(Items from an interface collection):
☆ ☆ ☆ ☆ ☆
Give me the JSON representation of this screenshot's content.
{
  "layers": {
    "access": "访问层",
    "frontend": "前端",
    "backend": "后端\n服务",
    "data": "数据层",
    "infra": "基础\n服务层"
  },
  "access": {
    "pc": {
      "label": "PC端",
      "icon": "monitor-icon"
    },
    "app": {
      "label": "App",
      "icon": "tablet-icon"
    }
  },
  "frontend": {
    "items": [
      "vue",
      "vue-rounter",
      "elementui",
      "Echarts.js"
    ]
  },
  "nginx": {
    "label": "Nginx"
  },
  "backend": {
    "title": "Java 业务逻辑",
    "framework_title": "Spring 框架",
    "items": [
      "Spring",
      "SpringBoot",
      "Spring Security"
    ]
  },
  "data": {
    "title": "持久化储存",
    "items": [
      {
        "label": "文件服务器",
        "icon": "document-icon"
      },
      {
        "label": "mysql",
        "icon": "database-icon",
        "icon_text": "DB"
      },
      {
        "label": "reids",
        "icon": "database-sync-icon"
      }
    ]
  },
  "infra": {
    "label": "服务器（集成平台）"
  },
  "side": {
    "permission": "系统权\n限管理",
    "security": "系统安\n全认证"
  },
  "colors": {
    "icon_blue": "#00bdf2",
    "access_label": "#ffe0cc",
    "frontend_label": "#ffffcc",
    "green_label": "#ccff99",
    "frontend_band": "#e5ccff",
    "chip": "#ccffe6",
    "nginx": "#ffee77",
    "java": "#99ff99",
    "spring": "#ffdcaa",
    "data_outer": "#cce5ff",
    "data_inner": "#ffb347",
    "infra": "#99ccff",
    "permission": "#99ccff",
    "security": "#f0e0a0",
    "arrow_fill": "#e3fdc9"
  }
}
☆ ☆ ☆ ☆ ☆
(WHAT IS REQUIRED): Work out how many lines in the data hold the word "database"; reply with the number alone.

(SOLUTION TO THIS EXERCISE): 2